Supported by FSCA acting commissioner Abel Sithole, Tshidi argues that it was immediately apparent that the report’s conclusions and findings about his conduct are entirely unreasoned. They’d been made without any explanations as to how they’d been reached and why his responses had been rejected.

She’d failed to have proper or any regard to the extensive information that he and the FSCA had put before her. She’d also failed to give any reasoned justification for her findings. They were arbitrary as well as substantively and procedurally irrational.

“The public Protector failed to address or discuss the credibility of the various sources of information she considered, their reliability or the probabilities when faced with mutually destructive versions,” he adds. “It is therefore impossible to discern whether her findings are pursuant to deductive reasoning, inductive reasoning or any reasoning at all.”

The FSB, when previously approached directly by the Economic Freedom Fighters, it had engaged with the EFF in response to the allegations. During these engagements it emerged that the true source of the EFF’s allegations was Simon Nash, a chief participant in a criminal surplus stripping scheme related to pension funds of which Tony Mostert was the curator.

Tshidi says that when he’d met with Julius Malema and other EFF officials to address their allegations, they were accompanied by Nash. Tshidi insisted that Nash be excluded from the meeting because of pending litigation between him and the FSB.

It had been explained to the Public Protector and the EFF that the impropriety allegations by Nash against Tshidi and Mostert were “unfounded and motivated by an ulterior purpose” to obstruct his prosecution and the civil claims against him. Mostert is “actively pursuing the recovery of millions of rand of misappropriated assets” from Nash and his company.

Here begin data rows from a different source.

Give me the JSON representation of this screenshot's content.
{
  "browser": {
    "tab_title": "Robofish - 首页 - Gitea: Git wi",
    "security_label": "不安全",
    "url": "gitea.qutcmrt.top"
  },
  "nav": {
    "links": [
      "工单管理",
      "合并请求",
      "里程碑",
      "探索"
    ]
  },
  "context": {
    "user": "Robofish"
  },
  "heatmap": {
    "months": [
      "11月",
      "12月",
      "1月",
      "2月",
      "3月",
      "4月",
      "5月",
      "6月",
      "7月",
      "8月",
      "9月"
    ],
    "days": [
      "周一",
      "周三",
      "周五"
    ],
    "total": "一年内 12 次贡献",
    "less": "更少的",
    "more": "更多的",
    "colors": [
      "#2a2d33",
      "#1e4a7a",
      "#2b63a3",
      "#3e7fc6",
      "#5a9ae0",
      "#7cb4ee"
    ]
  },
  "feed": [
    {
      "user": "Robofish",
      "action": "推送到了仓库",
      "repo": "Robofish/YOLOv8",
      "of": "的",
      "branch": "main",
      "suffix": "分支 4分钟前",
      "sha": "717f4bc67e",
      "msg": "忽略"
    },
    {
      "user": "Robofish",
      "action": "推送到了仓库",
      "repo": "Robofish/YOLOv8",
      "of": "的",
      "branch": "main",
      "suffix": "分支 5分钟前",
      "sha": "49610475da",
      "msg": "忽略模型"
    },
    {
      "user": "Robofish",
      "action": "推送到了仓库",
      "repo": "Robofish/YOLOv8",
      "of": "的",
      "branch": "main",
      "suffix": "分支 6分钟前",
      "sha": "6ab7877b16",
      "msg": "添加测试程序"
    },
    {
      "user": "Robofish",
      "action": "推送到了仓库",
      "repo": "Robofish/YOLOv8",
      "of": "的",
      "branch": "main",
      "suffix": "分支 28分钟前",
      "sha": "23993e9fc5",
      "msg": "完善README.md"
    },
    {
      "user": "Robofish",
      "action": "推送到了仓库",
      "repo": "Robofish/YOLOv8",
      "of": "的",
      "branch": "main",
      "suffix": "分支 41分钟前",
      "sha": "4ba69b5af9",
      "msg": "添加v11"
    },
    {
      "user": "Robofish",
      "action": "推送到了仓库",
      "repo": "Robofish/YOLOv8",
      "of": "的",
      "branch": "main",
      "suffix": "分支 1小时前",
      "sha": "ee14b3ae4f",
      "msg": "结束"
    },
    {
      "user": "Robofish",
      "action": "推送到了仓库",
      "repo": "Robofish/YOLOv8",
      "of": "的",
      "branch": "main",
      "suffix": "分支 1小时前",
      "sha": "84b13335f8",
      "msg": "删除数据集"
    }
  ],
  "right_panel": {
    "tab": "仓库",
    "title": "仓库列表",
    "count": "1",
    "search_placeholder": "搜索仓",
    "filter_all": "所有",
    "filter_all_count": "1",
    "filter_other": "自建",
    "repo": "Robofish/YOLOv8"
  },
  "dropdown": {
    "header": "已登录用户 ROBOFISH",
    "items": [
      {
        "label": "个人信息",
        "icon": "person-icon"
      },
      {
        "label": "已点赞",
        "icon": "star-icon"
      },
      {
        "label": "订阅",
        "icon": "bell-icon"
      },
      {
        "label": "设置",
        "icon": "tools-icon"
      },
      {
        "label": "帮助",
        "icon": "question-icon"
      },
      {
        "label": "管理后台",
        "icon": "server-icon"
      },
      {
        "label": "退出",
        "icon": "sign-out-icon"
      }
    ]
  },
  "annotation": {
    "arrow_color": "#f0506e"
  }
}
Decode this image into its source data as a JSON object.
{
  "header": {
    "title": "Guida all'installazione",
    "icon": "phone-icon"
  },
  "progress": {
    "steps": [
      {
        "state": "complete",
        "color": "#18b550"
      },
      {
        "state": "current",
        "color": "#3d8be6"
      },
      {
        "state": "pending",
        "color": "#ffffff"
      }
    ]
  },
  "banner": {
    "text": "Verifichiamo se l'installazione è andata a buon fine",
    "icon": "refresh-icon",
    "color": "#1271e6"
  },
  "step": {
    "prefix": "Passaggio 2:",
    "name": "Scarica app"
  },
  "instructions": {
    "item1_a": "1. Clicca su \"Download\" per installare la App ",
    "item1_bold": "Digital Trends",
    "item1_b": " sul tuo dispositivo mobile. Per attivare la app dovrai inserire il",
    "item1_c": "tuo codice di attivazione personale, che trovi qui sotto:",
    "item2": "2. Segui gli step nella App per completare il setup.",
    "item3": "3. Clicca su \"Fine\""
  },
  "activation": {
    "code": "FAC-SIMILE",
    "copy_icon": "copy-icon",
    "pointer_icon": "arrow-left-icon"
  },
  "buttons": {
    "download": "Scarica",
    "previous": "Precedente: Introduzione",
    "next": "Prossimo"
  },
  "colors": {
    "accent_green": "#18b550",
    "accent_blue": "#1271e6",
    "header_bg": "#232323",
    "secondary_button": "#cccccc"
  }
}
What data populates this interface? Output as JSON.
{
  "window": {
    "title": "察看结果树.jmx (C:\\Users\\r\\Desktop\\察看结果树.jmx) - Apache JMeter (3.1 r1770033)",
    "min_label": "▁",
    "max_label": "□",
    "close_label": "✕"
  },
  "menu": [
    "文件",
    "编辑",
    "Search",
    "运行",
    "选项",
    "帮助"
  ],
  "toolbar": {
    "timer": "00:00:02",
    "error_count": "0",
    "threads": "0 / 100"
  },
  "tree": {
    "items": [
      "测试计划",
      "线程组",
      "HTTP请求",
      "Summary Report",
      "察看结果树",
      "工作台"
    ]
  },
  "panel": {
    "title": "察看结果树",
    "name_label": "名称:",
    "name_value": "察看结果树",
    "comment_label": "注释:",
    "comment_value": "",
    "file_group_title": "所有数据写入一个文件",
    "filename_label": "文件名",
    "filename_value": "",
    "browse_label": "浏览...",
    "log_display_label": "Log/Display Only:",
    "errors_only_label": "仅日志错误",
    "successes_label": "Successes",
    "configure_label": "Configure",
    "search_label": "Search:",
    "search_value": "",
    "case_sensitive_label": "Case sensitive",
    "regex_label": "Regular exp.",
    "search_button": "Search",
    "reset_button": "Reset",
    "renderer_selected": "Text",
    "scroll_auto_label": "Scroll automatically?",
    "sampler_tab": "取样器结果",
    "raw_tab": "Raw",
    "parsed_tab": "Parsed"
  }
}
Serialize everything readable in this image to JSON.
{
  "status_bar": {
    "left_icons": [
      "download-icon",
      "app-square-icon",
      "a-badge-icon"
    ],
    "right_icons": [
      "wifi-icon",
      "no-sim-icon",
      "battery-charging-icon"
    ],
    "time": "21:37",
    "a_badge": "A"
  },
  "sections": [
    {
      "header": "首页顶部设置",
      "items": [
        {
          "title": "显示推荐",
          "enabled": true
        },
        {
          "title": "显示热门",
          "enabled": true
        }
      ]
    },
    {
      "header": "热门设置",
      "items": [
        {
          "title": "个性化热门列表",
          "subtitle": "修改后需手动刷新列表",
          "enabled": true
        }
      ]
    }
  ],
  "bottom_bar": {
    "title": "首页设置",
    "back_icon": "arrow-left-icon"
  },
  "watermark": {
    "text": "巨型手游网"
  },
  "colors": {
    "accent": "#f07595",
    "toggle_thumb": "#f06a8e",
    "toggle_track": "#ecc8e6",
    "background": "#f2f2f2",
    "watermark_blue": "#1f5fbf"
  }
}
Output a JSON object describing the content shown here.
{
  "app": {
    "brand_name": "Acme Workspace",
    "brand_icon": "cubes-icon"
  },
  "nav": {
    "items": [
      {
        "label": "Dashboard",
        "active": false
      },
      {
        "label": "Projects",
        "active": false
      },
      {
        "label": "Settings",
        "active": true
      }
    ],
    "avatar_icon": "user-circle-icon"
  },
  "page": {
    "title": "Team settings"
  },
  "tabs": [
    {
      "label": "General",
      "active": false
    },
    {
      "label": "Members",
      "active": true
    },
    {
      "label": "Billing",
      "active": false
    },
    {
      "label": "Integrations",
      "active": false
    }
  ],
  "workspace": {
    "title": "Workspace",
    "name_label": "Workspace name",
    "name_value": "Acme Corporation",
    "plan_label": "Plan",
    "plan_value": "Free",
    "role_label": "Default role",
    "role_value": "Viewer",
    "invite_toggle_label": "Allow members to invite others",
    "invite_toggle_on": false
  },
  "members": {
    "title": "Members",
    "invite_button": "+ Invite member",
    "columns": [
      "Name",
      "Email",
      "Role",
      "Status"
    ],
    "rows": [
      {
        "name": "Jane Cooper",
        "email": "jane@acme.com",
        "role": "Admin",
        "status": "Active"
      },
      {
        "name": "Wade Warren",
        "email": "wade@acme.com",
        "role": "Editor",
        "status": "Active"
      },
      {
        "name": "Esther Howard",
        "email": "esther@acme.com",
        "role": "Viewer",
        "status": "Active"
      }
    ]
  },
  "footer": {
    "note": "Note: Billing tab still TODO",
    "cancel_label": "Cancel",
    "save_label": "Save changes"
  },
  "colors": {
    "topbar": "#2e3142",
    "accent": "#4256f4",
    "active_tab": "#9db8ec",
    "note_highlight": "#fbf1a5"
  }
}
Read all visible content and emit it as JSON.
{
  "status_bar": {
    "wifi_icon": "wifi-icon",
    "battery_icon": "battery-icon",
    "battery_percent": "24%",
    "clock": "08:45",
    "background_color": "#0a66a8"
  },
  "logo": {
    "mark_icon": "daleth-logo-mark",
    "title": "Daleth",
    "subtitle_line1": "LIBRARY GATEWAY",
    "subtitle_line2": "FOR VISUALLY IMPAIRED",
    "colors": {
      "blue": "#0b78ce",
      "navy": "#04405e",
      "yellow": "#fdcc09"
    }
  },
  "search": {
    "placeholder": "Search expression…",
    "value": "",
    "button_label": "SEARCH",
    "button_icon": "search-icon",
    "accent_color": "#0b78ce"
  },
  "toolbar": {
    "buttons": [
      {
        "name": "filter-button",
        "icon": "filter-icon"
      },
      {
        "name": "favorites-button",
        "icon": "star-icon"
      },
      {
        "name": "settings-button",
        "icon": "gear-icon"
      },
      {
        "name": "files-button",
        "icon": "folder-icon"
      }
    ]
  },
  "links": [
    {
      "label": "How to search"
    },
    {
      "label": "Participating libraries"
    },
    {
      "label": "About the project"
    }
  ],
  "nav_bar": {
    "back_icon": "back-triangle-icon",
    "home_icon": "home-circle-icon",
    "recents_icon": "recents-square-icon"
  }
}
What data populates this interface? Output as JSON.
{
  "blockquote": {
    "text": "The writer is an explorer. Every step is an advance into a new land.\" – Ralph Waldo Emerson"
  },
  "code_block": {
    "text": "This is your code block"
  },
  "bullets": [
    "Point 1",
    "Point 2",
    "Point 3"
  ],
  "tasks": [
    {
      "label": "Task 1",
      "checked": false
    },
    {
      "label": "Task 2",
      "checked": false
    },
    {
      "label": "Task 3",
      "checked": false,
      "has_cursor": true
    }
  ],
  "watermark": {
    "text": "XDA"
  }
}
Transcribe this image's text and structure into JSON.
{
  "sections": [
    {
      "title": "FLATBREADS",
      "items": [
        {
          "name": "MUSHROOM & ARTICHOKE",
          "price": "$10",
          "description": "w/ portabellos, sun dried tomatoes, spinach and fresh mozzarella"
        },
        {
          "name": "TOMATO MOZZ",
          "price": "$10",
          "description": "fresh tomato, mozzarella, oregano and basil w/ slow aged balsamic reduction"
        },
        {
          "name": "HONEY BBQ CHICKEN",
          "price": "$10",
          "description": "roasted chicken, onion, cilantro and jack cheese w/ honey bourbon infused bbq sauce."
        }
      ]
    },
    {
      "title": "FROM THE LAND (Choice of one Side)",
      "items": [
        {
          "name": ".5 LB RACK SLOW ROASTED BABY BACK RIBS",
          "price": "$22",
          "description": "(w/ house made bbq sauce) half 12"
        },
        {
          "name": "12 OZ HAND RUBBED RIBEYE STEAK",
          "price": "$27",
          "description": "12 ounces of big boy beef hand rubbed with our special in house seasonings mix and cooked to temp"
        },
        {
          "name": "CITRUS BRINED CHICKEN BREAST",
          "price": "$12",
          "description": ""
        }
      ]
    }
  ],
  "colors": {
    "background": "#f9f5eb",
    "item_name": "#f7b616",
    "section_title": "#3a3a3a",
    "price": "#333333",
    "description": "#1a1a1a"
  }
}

The application by the FSCA and Tshidi is for the Public Protector’s report to be reviewed and set aside, and declared constitutionally invalid, for lack of jurisdiction. In the alternative it wants specific findings and conclusions reviewed, set aside and declared invalid, unlawful and unconstitutional.

If there is no notice of an intention to oppose the application, by the Public Protector and/or presumably the EFF, the notice of motion by the FSCA and Tshidi can be made a court order in November.